As parents, it is so easy to step into our children’s squabbles prematurely. When we do this, we rob them of the ability to work through their problem solving process. I’m sure I’m not telling you anything you don’t know, but remembering this in the moment can be tough. It is annoying to me to listen to my kids bicker. It’s unpleasant to hear my daughter cry the second her brother does something she doesn’t like. And it drives me nuts when they coming running up to me, tattle-tales on the tips of their tongues. But does my discomfort justify my intervention?
At a recent family gathering, I found myself intervening as my 3-year-old started to melt down over sharing a toy with her younger cousin. As I began to step in, my sister-in-law reminded me to wait, to let them work it out on their own first. And sure enough, though not without temporary tears and frustration, one lost interest in the toy and they moved along.

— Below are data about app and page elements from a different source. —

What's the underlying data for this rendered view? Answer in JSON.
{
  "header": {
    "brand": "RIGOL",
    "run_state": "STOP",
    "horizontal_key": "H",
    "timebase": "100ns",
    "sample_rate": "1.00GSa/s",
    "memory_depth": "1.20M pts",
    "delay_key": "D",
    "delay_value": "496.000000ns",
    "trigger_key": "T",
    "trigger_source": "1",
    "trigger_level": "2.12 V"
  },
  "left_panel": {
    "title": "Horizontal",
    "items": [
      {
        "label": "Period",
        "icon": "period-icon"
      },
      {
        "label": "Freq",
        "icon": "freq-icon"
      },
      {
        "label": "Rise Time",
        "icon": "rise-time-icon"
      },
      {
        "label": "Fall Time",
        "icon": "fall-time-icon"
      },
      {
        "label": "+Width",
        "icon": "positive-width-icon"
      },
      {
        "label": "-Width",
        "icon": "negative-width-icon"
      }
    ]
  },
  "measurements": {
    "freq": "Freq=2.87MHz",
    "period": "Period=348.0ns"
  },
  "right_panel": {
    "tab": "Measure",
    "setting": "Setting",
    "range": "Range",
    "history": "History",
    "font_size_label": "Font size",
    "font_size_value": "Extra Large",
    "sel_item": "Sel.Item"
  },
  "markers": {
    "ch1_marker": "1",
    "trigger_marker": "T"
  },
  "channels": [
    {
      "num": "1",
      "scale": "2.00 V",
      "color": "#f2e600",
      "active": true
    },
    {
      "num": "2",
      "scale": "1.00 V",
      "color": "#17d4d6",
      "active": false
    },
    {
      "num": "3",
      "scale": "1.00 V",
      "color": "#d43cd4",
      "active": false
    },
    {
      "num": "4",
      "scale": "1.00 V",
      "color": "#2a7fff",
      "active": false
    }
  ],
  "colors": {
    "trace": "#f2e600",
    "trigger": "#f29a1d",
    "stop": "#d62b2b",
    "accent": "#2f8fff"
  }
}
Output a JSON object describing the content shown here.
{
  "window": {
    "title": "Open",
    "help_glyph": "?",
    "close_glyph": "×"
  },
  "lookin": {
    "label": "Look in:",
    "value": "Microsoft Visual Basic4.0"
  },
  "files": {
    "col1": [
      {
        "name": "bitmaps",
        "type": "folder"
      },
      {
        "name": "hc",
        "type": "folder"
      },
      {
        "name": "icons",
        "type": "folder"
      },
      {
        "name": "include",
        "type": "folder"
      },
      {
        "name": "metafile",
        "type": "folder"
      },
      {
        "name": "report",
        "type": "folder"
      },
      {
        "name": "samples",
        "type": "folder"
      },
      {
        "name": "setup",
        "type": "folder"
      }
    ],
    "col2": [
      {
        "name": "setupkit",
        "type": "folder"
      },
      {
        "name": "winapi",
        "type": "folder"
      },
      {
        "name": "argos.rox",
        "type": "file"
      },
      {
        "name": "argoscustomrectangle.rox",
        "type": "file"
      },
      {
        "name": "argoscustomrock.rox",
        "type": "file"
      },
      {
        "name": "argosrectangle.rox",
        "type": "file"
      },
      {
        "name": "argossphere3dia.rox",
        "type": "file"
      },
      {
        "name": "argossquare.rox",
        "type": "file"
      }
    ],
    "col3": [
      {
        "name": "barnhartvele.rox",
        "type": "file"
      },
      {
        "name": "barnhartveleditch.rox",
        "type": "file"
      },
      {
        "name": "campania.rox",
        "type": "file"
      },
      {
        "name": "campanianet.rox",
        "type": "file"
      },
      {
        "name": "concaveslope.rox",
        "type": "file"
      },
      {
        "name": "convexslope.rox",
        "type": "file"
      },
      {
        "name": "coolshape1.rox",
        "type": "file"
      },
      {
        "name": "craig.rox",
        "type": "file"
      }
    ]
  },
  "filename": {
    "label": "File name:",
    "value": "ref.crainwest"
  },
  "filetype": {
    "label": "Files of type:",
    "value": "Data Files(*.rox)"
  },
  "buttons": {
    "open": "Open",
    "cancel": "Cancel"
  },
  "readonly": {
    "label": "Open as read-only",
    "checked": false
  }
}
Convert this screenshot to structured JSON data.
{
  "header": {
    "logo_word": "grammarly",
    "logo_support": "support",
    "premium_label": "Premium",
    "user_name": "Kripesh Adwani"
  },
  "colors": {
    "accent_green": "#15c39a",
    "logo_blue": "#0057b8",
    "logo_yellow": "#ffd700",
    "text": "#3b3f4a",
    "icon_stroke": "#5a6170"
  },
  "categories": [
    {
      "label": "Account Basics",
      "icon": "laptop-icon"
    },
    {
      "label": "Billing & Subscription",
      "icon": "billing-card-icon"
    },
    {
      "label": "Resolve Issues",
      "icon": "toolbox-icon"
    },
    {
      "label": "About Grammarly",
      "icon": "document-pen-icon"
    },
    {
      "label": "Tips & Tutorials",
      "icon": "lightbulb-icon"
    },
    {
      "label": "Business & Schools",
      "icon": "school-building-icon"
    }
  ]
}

As adults, we solve problem after problem, whether big or small, on the daily. Sure, it would be nice to have someone older and wiser swoop in and solve it all for us, but that’s not reality. So I’ve got to quit doing my kids the disservice of taking away their ability to reason through life’s challenges.

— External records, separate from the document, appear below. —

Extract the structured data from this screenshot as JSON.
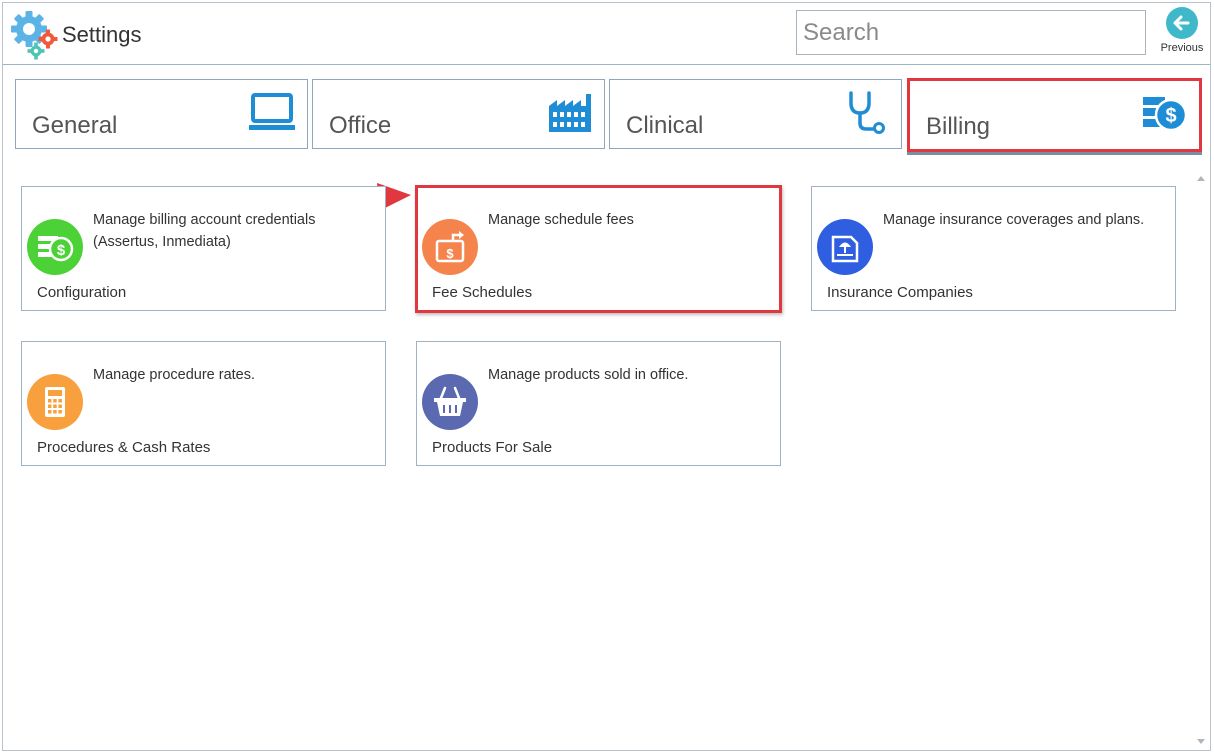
{
  "header": {
    "title": "Settings",
    "logo_icon": "gears-icon",
    "search_placeholder": "Search",
    "previous_label": "Previous"
  },
  "tabs": [
    {
      "label": "General",
      "icon": "monitor-icon",
      "active": false
    },
    {
      "label": "Office",
      "icon": "factory-icon",
      "active": false
    },
    {
      "label": "Clinical",
      "icon": "stethoscope-icon",
      "active": false
    },
    {
      "label": "Billing",
      "icon": "billing-dollar-icon",
      "active": true
    }
  ],
  "cards": [
    {
      "title": "Configuration",
      "description": "Manage billing account credentials (Assertus, Inmediata)",
      "icon": "money-icon",
      "color": "#4cd137"
    },
    {
      "title": "Fee Schedules",
      "description": "Manage schedule fees",
      "icon": "fee-schedule-icon",
      "color": "#f5844c",
      "highlighted": true
    },
    {
      "title": "Insurance Companies",
      "description": "Manage insurance coverages and plans.",
      "icon": "insurance-icon",
      "color": "#2f5fe0"
    },
    {
      "title": "Procedures & Cash Rates",
      "description": "Manage procedure rates.",
      "icon": "calculator-icon",
      "color": "#f8a03d"
    },
    {
      "title": "Products For Sale",
      "description": "Manage products sold in office.",
      "icon": "basket-icon",
      "color": "#5b6ab0"
    }
  ],
  "colors": {
    "accent_blue": "#1f8dd6",
    "highlight_red": "#e0383e",
    "previous_teal": "#3fb8c9"
  }
}
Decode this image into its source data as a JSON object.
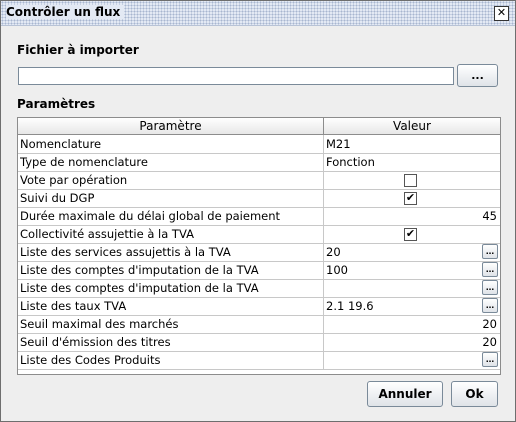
{
  "window": {
    "title": "Contrôler un flux",
    "close_glyph": "✕"
  },
  "file_section": {
    "label": "Fichier à importer",
    "value": "",
    "browse_label": "..."
  },
  "params_section": {
    "label": "Paramètres"
  },
  "table": {
    "columns": [
      "Paramètre",
      "Valeur"
    ],
    "rows": [
      {
        "param": "Nomenclature",
        "value": "M21"
      },
      {
        "param": "Type de nomenclature",
        "value": "Fonction"
      },
      {
        "param": "Vote par opération",
        "checkbox": ""
      },
      {
        "param": "Suivi du DGP",
        "checkbox": "✔"
      },
      {
        "param": "Durée maximale du délai global de paiement",
        "value": "45"
      },
      {
        "param": "Collectivité assujettie à la TVA",
        "checkbox": "✔"
      },
      {
        "param": "Liste des services assujettis à la TVA",
        "value": "20",
        "button": "..."
      },
      {
        "param": "Liste des comptes d'imputation de la TVA",
        "value": "100",
        "button": "..."
      },
      {
        "param": "Liste des comptes d'imputation de la TVA",
        "value": "",
        "button": "..."
      },
      {
        "param": "Liste des taux TVA",
        "value": "2.1 19.6",
        "button": "..."
      },
      {
        "param": "Seuil maximal des marchés",
        "value": "20"
      },
      {
        "param": "Seuil d'émission des titres",
        "value": "20"
      },
      {
        "param": "Liste des Codes Produits",
        "value": "",
        "button": "..."
      }
    ]
  },
  "actions": {
    "cancel_label": "Annuler",
    "ok_label": "Ok"
  }
}
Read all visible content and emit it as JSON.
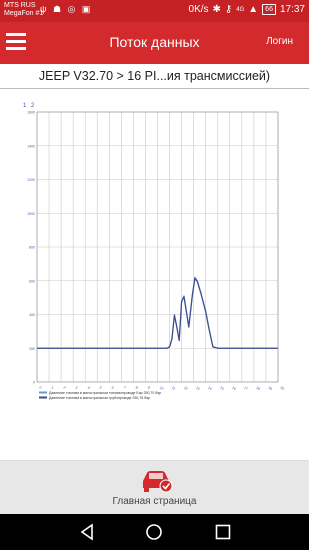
{
  "status_bar": {
    "carrier_1": "MTS RUS",
    "carrier_2": "MegaFon #1",
    "net_speed": "0K/s",
    "network": "4G",
    "battery": "66",
    "time": "17:37"
  },
  "header": {
    "title": "Поток данных",
    "login_label": "Логин"
  },
  "breadcrumb": "JEEP V32.70 > 16 PI...ия трансмиссией)",
  "chart_controls": {
    "btn_1": "1",
    "btn_2": "2"
  },
  "footer": {
    "home_label": "Главная страница"
  },
  "colors": {
    "brand": "#d32a2e",
    "series_1": "#6a9ad8",
    "series_2": "#404a8a"
  },
  "chart_data": {
    "type": "line",
    "ylim": [
      0,
      1600
    ],
    "ytick_labels": [
      "0",
      "200",
      "400",
      "600",
      "800",
      "1000",
      "1200",
      "1400",
      "1600"
    ],
    "xtick_labels": [
      "0",
      "1",
      "2",
      "3",
      "4",
      "5",
      "6",
      "7",
      "8",
      "9",
      "10",
      "11",
      "12",
      "13",
      "14",
      "15",
      "16",
      "17",
      "18",
      "19",
      "20"
    ],
    "grid": true,
    "legend_position": "bottom-left",
    "series": [
      {
        "name": "Давление топлива в магистральном топливопроводе  Бар  250,70 бар",
        "x": [
          0,
          10.8,
          11,
          11.2,
          11.4,
          11.6,
          11.8,
          12,
          12.2,
          12.6,
          12.9,
          13.1,
          13.3,
          13.6,
          14,
          14.3,
          14.6,
          15,
          20
        ],
        "y": [
          201,
          201,
          210,
          260,
          400,
          330,
          250,
          480,
          510,
          330,
          520,
          620,
          600,
          530,
          420,
          310,
          210,
          201,
          201
        ]
      },
      {
        "name": "Давление топлива в магистральном трубопроводе 250,78 бар",
        "x": [
          0,
          10.8,
          11,
          11.2,
          11.4,
          11.6,
          11.8,
          12,
          12.2,
          12.6,
          12.9,
          13.1,
          13.3,
          13.6,
          14,
          14.3,
          14.6,
          15,
          20
        ],
        "y": [
          200,
          200,
          208,
          255,
          395,
          325,
          245,
          475,
          505,
          325,
          515,
          615,
          595,
          525,
          415,
          305,
          208,
          200,
          200
        ]
      }
    ]
  }
}
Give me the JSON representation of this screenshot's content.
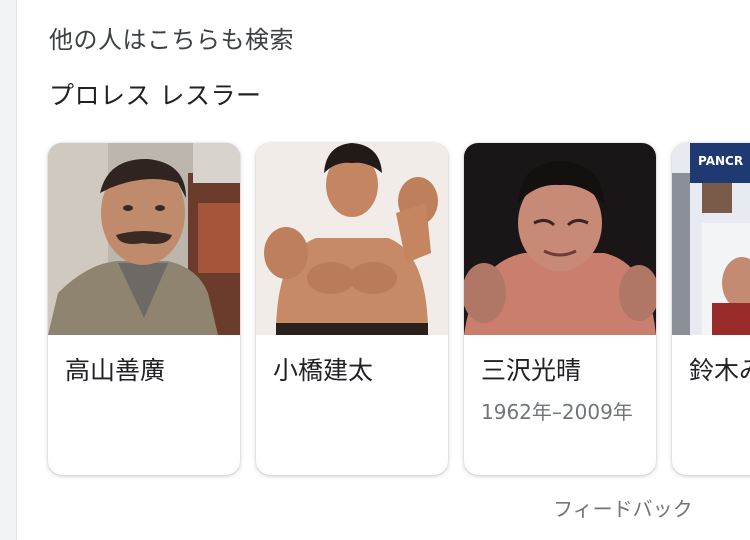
{
  "section": {
    "heading": "他の人はこちらも検索",
    "subheading": "プロレス レスラー"
  },
  "cards": [
    {
      "name": "高山善廣",
      "years": "",
      "image_icon": "person-photo-mustache-man"
    },
    {
      "name": "小橋建太",
      "years": "",
      "image_icon": "person-photo-wrestler-pose"
    },
    {
      "name": "三沢光晴",
      "years": "1962年–2009年",
      "image_icon": "person-photo-wrestler-sweat"
    },
    {
      "name": "鈴木み",
      "years": "",
      "image_icon": "person-photo-pancrase-poster",
      "photo_text": "PANCR"
    }
  ],
  "footer": {
    "feedback_label": "フィードバック"
  }
}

2. Spend More Time Listening
One thing that losing your voice will do is prove how much time you spend talking each day! I take breakfast orders, I bark out commands to get little people out the door for the day, and I chat with other parents at my kids’ sporting events and activities. I pay bills over the phone, cheer for my son’s team at basketball games, and sing “Twinkle Twinkle Little Star” before bed. Not being able to do any of these things was frustrating, to put it mildly. But it also forced me to LISTEN.
In the space where my voice usually was, I could now hear my children more clearly. I could witness the ways in which they coexist when they’re not fighting; how they would voluntarily say “I love you,” to each other. I could appreciate their humor and their laughter. Instead of rushing them through their reasoning so that I could prove my point, I stayed silent long enough to finally hear them out. My voice was (shockingly) not the sole source of their existence and happiness, and in its absence, there was peace and calm and understanding. Talk about feeling humbled!
Now that my voice has returned, I’m going to try my best to hold tight to that lesson. Instead of talking over everyone, I’m going to challenge myself to stay quiet and listen to the little voices within my atmosphere; the voices that should always matter the most. The outcome of good listening is almost always infinitely better than making yourself heard. And by modeling this type of listening, the type which truly seeks to create understanding, aren’t we teaching those around us to do the same? That seems a much more powerful and farther-reaching skill.
So, it looks like I’ve found some good use for my laryngitis now. Don’t get me wrong, I’m thankful my voice is back in working condition. But, I feel like there was a purpose for its loss this time around. A gut check and a needed re-evaluation of the effectiveness of my parental voice. I’m hoping that I can carry these reminders with me from now on. So, if you need me, I’ll be over here, watching my kids duke it out over the latest amazon.com magazine and then staying quiet long enough to give them the chance to nurse each other’s wounds and find their own, authentic apologies.